The Los Angeles Public Bank will prioritize the long-term prosperity of LA communities by funding initiatives that support local economic development, such as affordable housing, green energy infrastructure, conservation measures, and co-ops. By partnering with local financial institutions, the bank will be able to offer loans for economic development, public works financing, and job creation. Small and medium-sized businesses are vital to California’s economy, and the Los Angeles Public Bank can support them by acting as a sole originator or convening loan participations with community banks, credit unions, and community development financial institutions (CDFIs). This will help to keep money within the local economy and build wealth within the community.
Some examples of the types of local projects that the Los Angeles Public Bank could fund include:
• Affordable and supportive housing and neighborhood stabilization efforts by extending credit lines through the public bank’s loan portfolio. In partnership with local lenders, a public bank can lower the cost of financing housing developments because it won’t be bound by the need to maximize profit margins. By centralizing financing and merging multiple funding sources at reduced costs, a public bank can expedite affordable housing projects in LA, helping address the City’s housing crisis cost-effectively.
• Working with local financial institutions, public banks will provide access to capital, helping them to develop and scale their operations. The public bank can incorporate racial equity mandates, prioritizing investments in historically marginalized communities.
• Public banks promote economic development by lending to small businesses, affordable housing, and infrastructure projects, without the need for costly bonds. Profits are reinvested in the community, reducing dependence on large commercial banks and allocating funds for LA priorities. Loan repayments return to the City instead of private shareholders, ensuring benefits support local growth and community well-being.
• The transition towards decarbonization and renewable energy. The German Sparkassen/KfW public banking networks have funded over 70% of the country’s investment in renewable energy infrastructure. Renewables are now Germany’s largest source of energy, with one-third of the nation’s electricity coming from wind and solar.
• Enterprises that alleviate wealth inequality by making capital available to those that corporate banks exclude, such as Black and Brown households and businesses, women-owned businesses, single-parent households, worker cooperatives, and non-traditional forms of home ownership.
• Low-interest or interest-free loans for students to invest in education and stimulate the economy.
The municipal public banking movement calls for the creation of banks that are chartered with social and environmental responsibility as a core mandate. To ensure that these banks operate in a transparent and ethical manner, the boards of directors will be held to high standards of transparency and integrity. The lending activities of the Los Angeles Public Bank will be subject to strict mandates that require the board and staff to adhere to the bank’s founding principles and fulfill its public policy goals. This will ensure that the bank operates sustainably and ethically, and serves the best interests of the community.

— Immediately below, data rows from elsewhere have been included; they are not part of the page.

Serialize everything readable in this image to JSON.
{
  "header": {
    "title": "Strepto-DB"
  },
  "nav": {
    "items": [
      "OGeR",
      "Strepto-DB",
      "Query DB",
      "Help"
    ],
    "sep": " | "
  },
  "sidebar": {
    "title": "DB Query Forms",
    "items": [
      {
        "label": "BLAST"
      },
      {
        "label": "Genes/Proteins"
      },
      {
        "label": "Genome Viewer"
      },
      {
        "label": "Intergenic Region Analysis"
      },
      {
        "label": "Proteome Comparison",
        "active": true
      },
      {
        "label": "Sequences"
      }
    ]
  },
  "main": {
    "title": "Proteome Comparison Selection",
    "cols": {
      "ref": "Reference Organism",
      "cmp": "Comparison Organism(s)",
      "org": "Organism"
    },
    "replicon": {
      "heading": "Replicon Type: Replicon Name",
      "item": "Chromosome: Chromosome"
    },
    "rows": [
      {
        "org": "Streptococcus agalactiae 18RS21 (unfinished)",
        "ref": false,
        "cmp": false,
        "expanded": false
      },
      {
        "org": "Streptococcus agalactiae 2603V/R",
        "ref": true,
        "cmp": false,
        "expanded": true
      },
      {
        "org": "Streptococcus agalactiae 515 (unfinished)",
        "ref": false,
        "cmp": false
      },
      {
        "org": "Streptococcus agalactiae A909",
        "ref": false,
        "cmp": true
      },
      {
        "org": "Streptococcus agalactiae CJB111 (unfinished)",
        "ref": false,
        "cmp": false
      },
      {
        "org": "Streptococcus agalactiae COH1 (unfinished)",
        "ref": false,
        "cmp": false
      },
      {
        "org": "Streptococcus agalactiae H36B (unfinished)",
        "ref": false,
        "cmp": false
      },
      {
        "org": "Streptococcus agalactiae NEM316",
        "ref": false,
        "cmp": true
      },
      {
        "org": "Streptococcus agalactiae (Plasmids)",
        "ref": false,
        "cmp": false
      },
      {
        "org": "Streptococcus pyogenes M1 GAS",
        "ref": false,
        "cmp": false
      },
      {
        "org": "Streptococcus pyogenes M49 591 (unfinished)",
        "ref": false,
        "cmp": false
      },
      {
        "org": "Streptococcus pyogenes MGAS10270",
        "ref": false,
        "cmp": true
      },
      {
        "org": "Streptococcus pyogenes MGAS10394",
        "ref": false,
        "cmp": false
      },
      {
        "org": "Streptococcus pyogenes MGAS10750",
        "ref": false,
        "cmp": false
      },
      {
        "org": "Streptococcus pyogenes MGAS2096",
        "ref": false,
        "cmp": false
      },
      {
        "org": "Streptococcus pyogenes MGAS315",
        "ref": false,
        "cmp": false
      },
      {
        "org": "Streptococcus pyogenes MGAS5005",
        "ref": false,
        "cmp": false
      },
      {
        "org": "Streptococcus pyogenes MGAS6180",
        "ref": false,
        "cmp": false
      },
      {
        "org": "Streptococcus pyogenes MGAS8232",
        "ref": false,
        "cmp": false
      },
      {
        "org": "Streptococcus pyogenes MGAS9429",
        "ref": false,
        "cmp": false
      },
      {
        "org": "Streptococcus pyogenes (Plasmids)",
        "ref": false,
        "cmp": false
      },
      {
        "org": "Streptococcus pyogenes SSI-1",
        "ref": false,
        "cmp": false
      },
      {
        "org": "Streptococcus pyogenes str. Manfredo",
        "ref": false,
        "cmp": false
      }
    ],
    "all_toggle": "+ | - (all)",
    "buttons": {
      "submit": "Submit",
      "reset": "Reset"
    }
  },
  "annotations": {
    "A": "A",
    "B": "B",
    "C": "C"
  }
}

Cities often pay high fees to corporate banks for their services. For example, the City of Los Angeles pays over $1 billion annually in debt servicing, which goes to Wall Street banks that often invest in distant places and harmful initiatives such as fossil fuel production. A Los Angeles municipal bank would allow city residents to reclaim public dollars by keeping the money in our communities and having a say in which projects are financed. Public banks prioritize the public good within the community rather than maximizing profits for a small group of investors. Public bank revenue and profits are returned to the public, increasing the bank’s lending capacity and benefiting the local economy.